You can definitely tell which characters were the most expensive to license based on their absence or frequent appearance in the film. While Mario was cleverly referenced in a joke about his frequent inability to show up to the party (or castle) on time, he did not appear onscreen. The characters that appeared perhaps most frequently, however, were from CAPCOM‘s Street Fighter (Ryu, Ken, Chun-Li, Cammy, M. Bison, Zangief, Blanka) and of course, Sonic the Hedgehog. Don’t get me wrong, I love Sonic, but he sure does pop up quite a bit!
For all the cameos Disney couldn’t afford to include, there were definitely some obvious hints as to the inspiration for the character models and game design. From zombies to cyborgs, characters were faithfully designed according to the worlds that inspired them. I was most pleased that Disney represented young gamers in the “real” world with a female character, “Moppet Girl.” It was a welcome surprise to see her play both “serious” games like “Hero Duty,” and carefree games like “Fix-It Felix, Jr.”
As the feature film opens, Disney pulls out all the stops to immerse you in a video game world. The famous Steamboat Willie Mickey Mouse appears, animated in an 8-bit style! That in itself highlights why Wreck-It-Ralph is such a feast for the eyes. As the story travels between multiple video game worlds and genres, and the “real” world in the film, the animators toy with different styles and textures. Even on mute, the film would have been entertaining.

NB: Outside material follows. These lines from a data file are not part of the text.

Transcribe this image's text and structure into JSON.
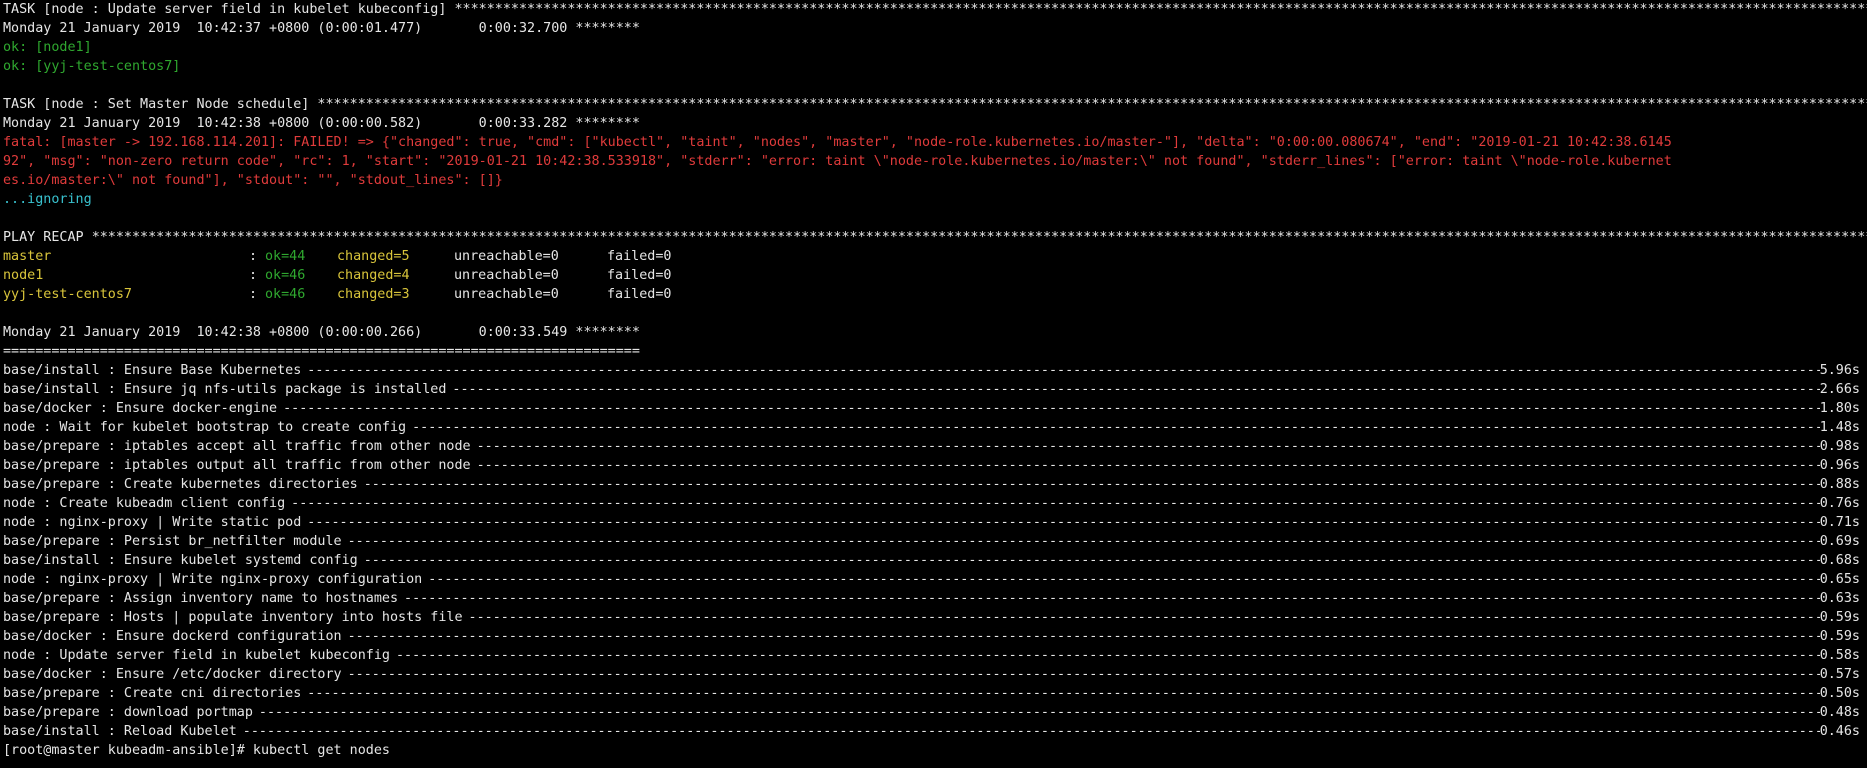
{
  "colors": {
    "background": "#000000",
    "text": "#e6e6e6",
    "ok": "#2fa82f",
    "error": "#e03b3b",
    "info": "#39c2cf",
    "warn": "#d9c53b"
  },
  "task1": {
    "header": "TASK [node : Update server field in kubelet kubeconfig] ",
    "stars": "*******************************************************************************************************************************************************************************************************************************",
    "timestamp": "Monday 21 January 2019  10:42:37 +0800 (0:00:01.477)       0:00:32.700 ********",
    "results": [
      "ok: [node1]",
      "ok: [yyj-test-centos7]"
    ]
  },
  "task2": {
    "header": "TASK [node : Set Master Node schedule] ",
    "stars": "*******************************************************************************************************************************************************************************************************************************************************",
    "timestamp": "Monday 21 January 2019  10:42:38 +0800 (0:00:00.582)       0:00:33.282 ********",
    "error_lines": [
      "fatal: [master -> 192.168.114.201]: FAILED! => {\"changed\": true, \"cmd\": [\"kubectl\", \"taint\", \"nodes\", \"master\", \"node-role.kubernetes.io/master-\"], \"delta\": \"0:00:00.080674\", \"end\": \"2019-01-21 10:42:38.6145",
      "92\", \"msg\": \"non-zero return code\", \"rc\": 1, \"start\": \"2019-01-21 10:42:38.533918\", \"stderr\": \"error: taint \\\"node-role.kubernetes.io/master:\\\" not found\", \"stderr_lines\": [\"error: taint \\\"node-role.kubernet",
      "es.io/master:\\\" not found\"], \"stdout\": \"\", \"stdout_lines\": []}"
    ],
    "ignoring": "...ignoring"
  },
  "recap": {
    "header": "PLAY RECAP ",
    "stars": "*****************************************************************************************************************************************************************************************************************************************************************",
    "rows": [
      {
        "host": "master",
        "sep": ": ",
        "ok": "ok=44",
        "changed": "changed=5",
        "unreachable": "unreachable=0",
        "failed": "failed=0"
      },
      {
        "host": "node1",
        "sep": ": ",
        "ok": "ok=46",
        "changed": "changed=4",
        "unreachable": "unreachable=0",
        "failed": "failed=0"
      },
      {
        "host": "yyj-test-centos7",
        "sep": ": ",
        "ok": "ok=46",
        "changed": "changed=3",
        "unreachable": "unreachable=0",
        "failed": "failed=0"
      }
    ],
    "timestamp": "Monday 21 January 2019  10:42:38 +0800 (0:00:00.266)       0:00:33.549 ********",
    "rule": "==============================================================================="
  },
  "profile": [
    {
      "task": "base/install : Ensure Base Kubernetes",
      "time": "5.96s"
    },
    {
      "task": "base/install : Ensure jq nfs-utils package is installed",
      "time": "2.66s"
    },
    {
      "task": "base/docker : Ensure docker-engine",
      "time": "1.80s"
    },
    {
      "task": "node : Wait for kubelet bootstrap to create config",
      "time": "1.48s"
    },
    {
      "task": "base/prepare : iptables accept all traffic from other node",
      "time": "0.98s"
    },
    {
      "task": "base/prepare : iptables output all traffic from other node",
      "time": "0.96s"
    },
    {
      "task": "base/prepare : Create kubernetes directories",
      "time": "0.88s"
    },
    {
      "task": "node : Create kubeadm client config",
      "time": "0.76s"
    },
    {
      "task": "node : nginx-proxy | Write static pod",
      "time": "0.71s"
    },
    {
      "task": "base/prepare : Persist br_netfilter module",
      "time": "0.69s"
    },
    {
      "task": "base/install : Ensure kubelet systemd config",
      "time": "0.68s"
    },
    {
      "task": "node : nginx-proxy | Write nginx-proxy configuration",
      "time": "0.65s"
    },
    {
      "task": "base/prepare : Assign inventory name to hostnames",
      "time": "0.63s"
    },
    {
      "task": "base/prepare : Hosts | populate inventory into hosts file",
      "time": "0.59s"
    },
    {
      "task": "base/docker : Ensure dockerd configuration",
      "time": "0.59s"
    },
    {
      "task": "node : Update server field in kubelet kubeconfig",
      "time": "0.58s"
    },
    {
      "task": "base/docker : Ensure /etc/docker directory",
      "time": "0.57s"
    },
    {
      "task": "base/prepare : Create cni directories",
      "time": "0.50s"
    },
    {
      "task": "base/prepare : download portmap",
      "time": "0.48s"
    },
    {
      "task": "base/install : Reload Kubelet",
      "time": "0.46s"
    }
  ],
  "prompt": {
    "text": "[root@master kubeadm-ansible]# ",
    "command": "kubectl get nodes"
  },
  "dashes": "----------------------------------------------------------------------------------------------------------------------------------------------------------------------------------------------------------------------------------------------------------------"
}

Is it really a Disney movie if the characters don’t sing? While Wreck-It Ralph doesn’t really have a story or characters that invite sing-alongs, I couldn’t help imagining Bowser and Zangief joining in song about the joys of being a videogame villain. The musical themes for each of the different videogames depicted were true to their genres, from the happy, simplistic music of “Fix-It Felix” to the dark, yet epic action-oriented music of “Hero’s Duty.” You can get a few of them as ringtones on the Wreck-It Ralph website!
One standout theme was “Sugar Rush,” by mega J-PopstarsAKB48. It is equal parts infectious and annoying. The song stuck with me long after I left the theatre, for better or worse. The bubblegum pop feel of the song suited the game and the design of the characters lyrically, thematically, and stylistically.
My biggest gripe with the film is that Rihanna’s music, in this case, “Shut Up and Drive,” was considered to be at all appropriate for children’s film. Such a suggestive song catapulted me out of the scene, where-in Ralph teaches Vanellope how to drive, and set my inner monologue into overdrive. There are countless numbers of songs about driving that would be more family-friendly and lyrically relevant. The song and some suggestive humor, language, and violence were likely the reasons why the film earned a PG rating.
Wreck-It Ralph was a lot of fun, and is definitely a film that I want to revisit. I’m itching to take a dive down memory lane and play some retro games now. The Disney gamified website for Wreck-It Ralph, features a flash version of “Fix-It Felix, Jr.” There are also Wii and iOS games available for purchase!
Asia is a freelance writer at Girl Gamer Vogue.